App and web page records

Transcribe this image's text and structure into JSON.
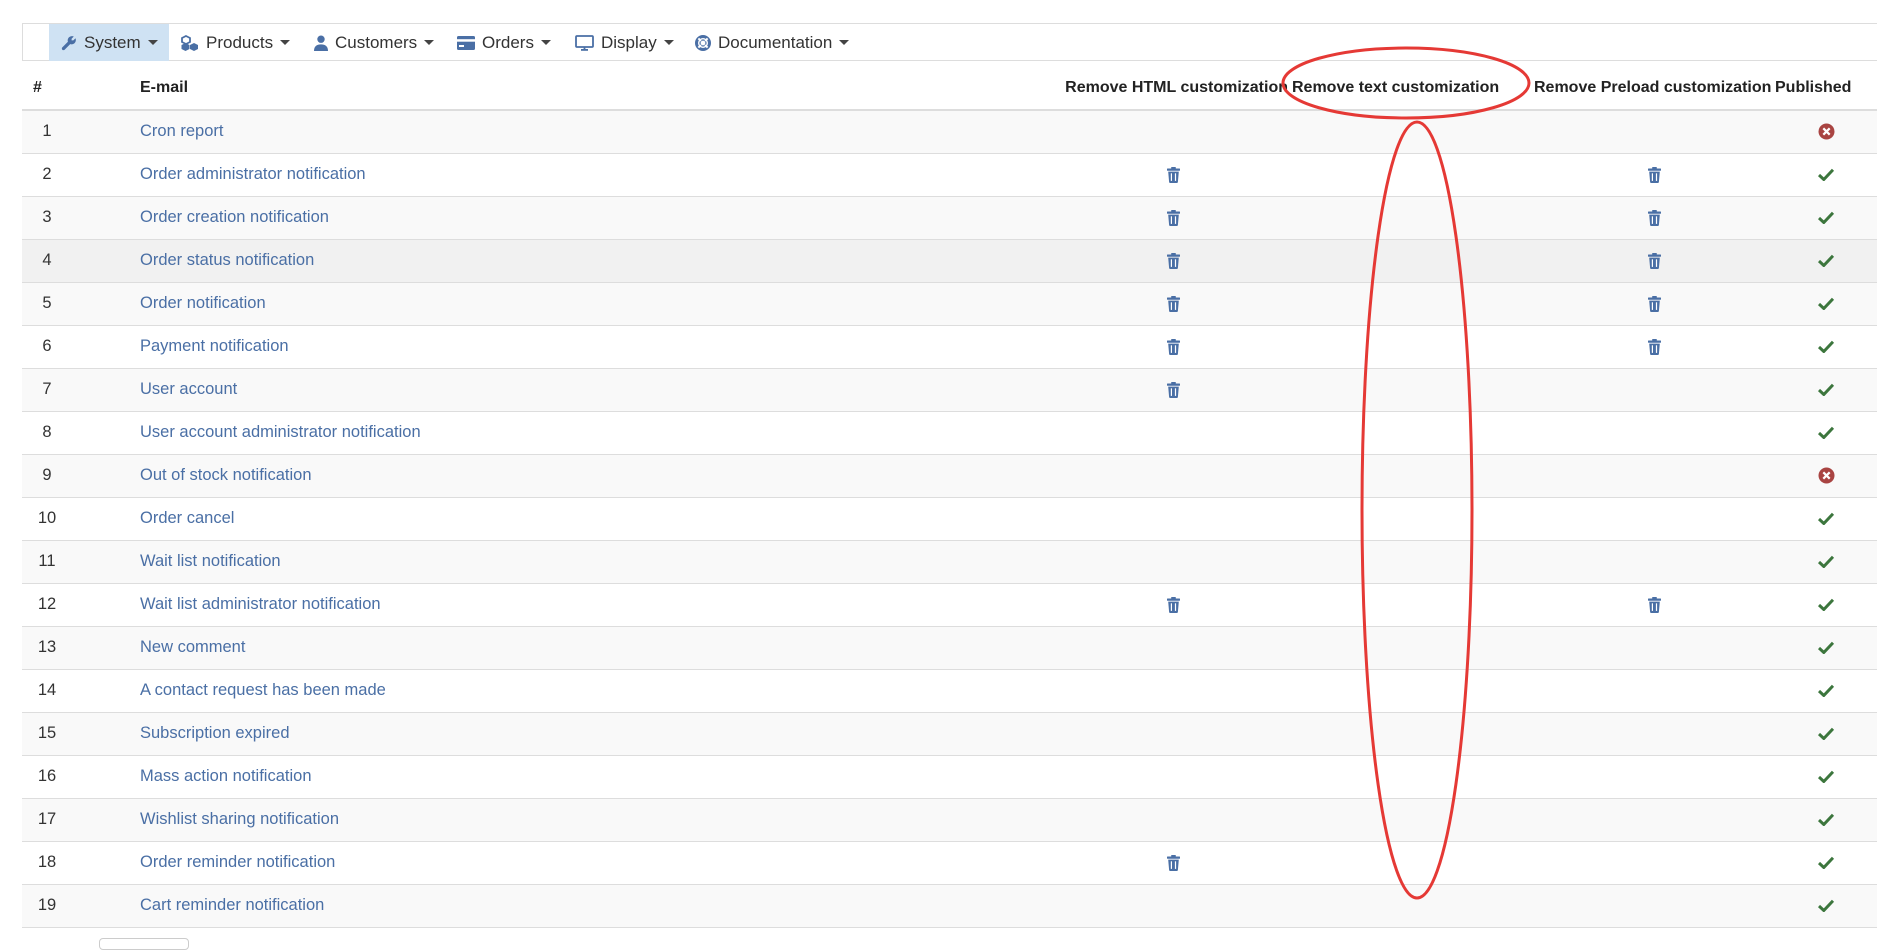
{
  "menu": {
    "items": [
      {
        "label": "System",
        "icon": "wrench-icon"
      },
      {
        "label": "Products",
        "icon": "cubes-icon"
      },
      {
        "label": "Customers",
        "icon": "user-icon"
      },
      {
        "label": "Orders",
        "icon": "credit-card-icon"
      },
      {
        "label": "Display",
        "icon": "monitor-icon"
      },
      {
        "label": "Documentation",
        "icon": "lifebuoy-icon"
      }
    ],
    "active": "System"
  },
  "table": {
    "columns": {
      "num": "#",
      "email": "E-mail",
      "remove_html": "Remove HTML customization",
      "remove_text": "Remove text customization",
      "remove_preload": "Remove Preload customization",
      "published": "Published"
    },
    "rows": [
      {
        "num": "1",
        "name": "Cron report",
        "html": false,
        "text": false,
        "preload": false,
        "published": false
      },
      {
        "num": "2",
        "name": "Order administrator notification",
        "html": true,
        "text": false,
        "preload": true,
        "published": true
      },
      {
        "num": "3",
        "name": "Order creation notification",
        "html": true,
        "text": false,
        "preload": true,
        "published": true
      },
      {
        "num": "4",
        "name": "Order status notification",
        "html": true,
        "text": false,
        "preload": true,
        "published": true
      },
      {
        "num": "5",
        "name": "Order notification",
        "html": true,
        "text": false,
        "preload": true,
        "published": true
      },
      {
        "num": "6",
        "name": "Payment notification",
        "html": true,
        "text": false,
        "preload": true,
        "published": true
      },
      {
        "num": "7",
        "name": "User account",
        "html": true,
        "text": false,
        "preload": false,
        "published": true
      },
      {
        "num": "8",
        "name": "User account administrator notification",
        "html": false,
        "text": false,
        "preload": false,
        "published": true
      },
      {
        "num": "9",
        "name": "Out of stock notification",
        "html": false,
        "text": false,
        "preload": false,
        "published": false
      },
      {
        "num": "10",
        "name": "Order cancel",
        "html": false,
        "text": false,
        "preload": false,
        "published": true
      },
      {
        "num": "11",
        "name": "Wait list notification",
        "html": false,
        "text": false,
        "preload": false,
        "published": true
      },
      {
        "num": "12",
        "name": "Wait list administrator notification",
        "html": true,
        "text": false,
        "preload": true,
        "published": true
      },
      {
        "num": "13",
        "name": "New comment",
        "html": false,
        "text": false,
        "preload": false,
        "published": true
      },
      {
        "num": "14",
        "name": "A contact request has been made",
        "html": false,
        "text": false,
        "preload": false,
        "published": true
      },
      {
        "num": "15",
        "name": "Subscription expired",
        "html": false,
        "text": false,
        "preload": false,
        "published": true
      },
      {
        "num": "16",
        "name": "Mass action notification",
        "html": false,
        "text": false,
        "preload": false,
        "published": true
      },
      {
        "num": "17",
        "name": "Wishlist sharing notification",
        "html": false,
        "text": false,
        "preload": false,
        "published": true
      },
      {
        "num": "18",
        "name": "Order reminder notification",
        "html": true,
        "text": false,
        "preload": false,
        "published": true
      },
      {
        "num": "19",
        "name": "Cart reminder notification",
        "html": false,
        "text": false,
        "preload": false,
        "published": true
      }
    ]
  },
  "colors": {
    "link": "#4a6fa5",
    "trash": "#4a6fa5",
    "published_yes": "#3c763d",
    "published_no": "#a94442",
    "annotation": "#e53935",
    "menu_active_bg": "#cfe2f3"
  }
}
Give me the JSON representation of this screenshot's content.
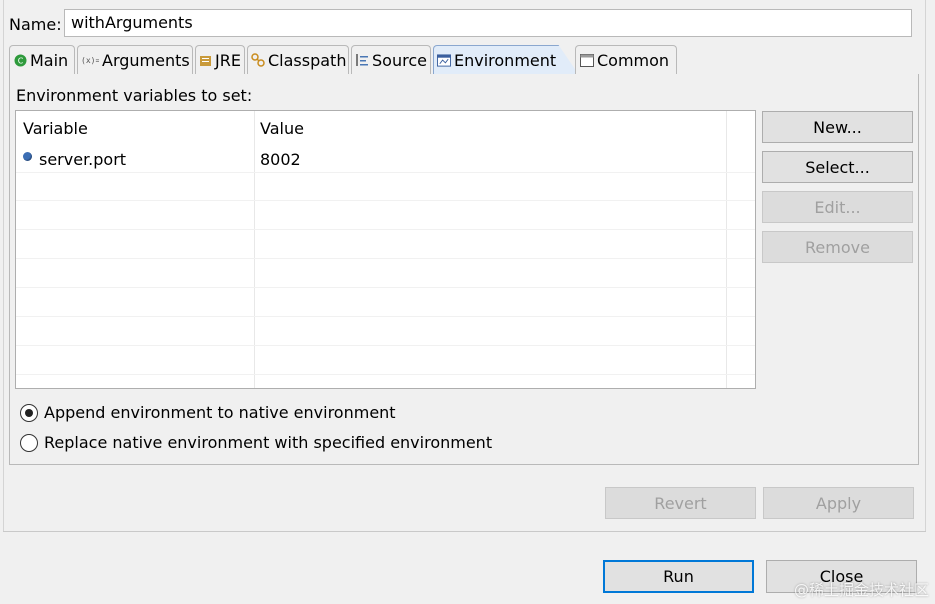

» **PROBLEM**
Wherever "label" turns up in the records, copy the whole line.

» **RESULT**
        "label": "System",
        "label": "Products",
        "label": "Customers",
        "label": "Orders",
        "label": "Display",
        "label": "Documentation",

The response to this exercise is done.